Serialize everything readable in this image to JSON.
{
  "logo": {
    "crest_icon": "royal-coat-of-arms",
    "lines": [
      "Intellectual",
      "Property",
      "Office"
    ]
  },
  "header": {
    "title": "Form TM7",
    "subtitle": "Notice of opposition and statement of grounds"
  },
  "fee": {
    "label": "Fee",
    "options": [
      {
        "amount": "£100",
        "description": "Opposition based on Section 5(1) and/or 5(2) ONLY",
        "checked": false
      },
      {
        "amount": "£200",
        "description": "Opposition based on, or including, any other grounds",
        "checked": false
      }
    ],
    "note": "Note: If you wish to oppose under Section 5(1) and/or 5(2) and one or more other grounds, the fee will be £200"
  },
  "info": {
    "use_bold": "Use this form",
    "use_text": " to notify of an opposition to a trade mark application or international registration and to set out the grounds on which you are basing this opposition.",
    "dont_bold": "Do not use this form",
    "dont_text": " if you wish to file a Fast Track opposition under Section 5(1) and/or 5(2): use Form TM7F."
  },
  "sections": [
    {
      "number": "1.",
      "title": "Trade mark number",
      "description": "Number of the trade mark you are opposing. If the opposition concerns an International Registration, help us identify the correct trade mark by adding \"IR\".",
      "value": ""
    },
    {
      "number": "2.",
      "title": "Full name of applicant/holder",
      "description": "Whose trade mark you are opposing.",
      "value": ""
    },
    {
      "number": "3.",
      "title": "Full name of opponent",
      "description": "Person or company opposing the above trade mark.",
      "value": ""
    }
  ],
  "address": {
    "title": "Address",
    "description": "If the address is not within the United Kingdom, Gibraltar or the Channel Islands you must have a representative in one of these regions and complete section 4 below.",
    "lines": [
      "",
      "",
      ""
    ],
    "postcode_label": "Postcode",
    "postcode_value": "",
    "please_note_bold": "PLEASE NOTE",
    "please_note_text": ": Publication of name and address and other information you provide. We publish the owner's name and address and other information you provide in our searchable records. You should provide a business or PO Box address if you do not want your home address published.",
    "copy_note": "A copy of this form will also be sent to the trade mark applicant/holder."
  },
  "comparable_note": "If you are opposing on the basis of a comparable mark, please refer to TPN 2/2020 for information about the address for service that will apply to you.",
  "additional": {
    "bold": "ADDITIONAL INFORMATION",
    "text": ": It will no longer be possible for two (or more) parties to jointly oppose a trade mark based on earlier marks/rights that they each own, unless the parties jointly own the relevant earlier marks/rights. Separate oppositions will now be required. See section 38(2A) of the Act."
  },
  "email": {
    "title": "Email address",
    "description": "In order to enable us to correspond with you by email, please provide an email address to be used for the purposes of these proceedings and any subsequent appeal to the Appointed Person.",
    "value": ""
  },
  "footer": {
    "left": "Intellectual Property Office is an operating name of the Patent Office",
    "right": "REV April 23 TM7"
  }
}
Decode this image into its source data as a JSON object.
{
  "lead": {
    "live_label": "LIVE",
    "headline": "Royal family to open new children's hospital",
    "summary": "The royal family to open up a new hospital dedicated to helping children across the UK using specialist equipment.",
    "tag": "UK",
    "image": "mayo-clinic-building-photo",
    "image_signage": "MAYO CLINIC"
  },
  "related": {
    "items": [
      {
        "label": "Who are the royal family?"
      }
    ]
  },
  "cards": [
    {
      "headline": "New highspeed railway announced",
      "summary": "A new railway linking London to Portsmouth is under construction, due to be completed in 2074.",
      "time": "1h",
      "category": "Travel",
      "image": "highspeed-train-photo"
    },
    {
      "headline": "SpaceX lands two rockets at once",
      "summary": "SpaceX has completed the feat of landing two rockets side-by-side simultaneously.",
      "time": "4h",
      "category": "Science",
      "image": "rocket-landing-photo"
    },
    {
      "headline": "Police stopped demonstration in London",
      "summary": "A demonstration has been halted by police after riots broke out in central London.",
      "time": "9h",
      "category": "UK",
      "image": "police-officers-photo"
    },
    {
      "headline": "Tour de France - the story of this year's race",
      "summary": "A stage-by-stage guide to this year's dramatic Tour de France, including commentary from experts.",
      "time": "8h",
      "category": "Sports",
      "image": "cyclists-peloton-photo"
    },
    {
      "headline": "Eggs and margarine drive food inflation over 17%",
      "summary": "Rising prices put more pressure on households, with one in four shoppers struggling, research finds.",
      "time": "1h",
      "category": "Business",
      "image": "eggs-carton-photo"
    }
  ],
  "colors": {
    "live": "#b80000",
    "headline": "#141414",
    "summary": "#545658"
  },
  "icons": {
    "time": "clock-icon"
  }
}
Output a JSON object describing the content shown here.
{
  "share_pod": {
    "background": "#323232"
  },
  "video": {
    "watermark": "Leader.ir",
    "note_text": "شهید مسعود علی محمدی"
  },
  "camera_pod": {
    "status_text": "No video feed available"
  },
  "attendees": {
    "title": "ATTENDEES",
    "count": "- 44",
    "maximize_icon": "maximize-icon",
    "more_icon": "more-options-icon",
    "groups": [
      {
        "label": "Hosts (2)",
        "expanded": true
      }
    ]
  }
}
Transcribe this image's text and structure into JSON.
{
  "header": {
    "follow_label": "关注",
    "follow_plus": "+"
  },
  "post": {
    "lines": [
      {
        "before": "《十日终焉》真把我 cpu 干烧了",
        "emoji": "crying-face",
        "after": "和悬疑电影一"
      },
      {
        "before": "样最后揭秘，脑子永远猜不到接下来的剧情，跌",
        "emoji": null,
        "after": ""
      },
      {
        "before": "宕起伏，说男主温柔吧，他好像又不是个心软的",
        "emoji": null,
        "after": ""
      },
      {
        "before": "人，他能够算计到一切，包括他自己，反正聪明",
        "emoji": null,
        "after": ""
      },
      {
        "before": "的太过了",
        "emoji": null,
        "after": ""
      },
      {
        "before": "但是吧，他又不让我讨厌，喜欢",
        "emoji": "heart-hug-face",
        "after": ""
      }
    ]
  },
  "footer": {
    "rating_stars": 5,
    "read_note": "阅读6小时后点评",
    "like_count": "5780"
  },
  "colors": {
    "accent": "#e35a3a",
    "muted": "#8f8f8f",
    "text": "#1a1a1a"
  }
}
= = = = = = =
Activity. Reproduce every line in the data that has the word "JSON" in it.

Exercise output.
Serialize everything readable in this image to JSON.
Decode this image into its source data as a JSON object.
Output a JSON object describing the content shown here.
Transcribe this image's text and structure into JSON.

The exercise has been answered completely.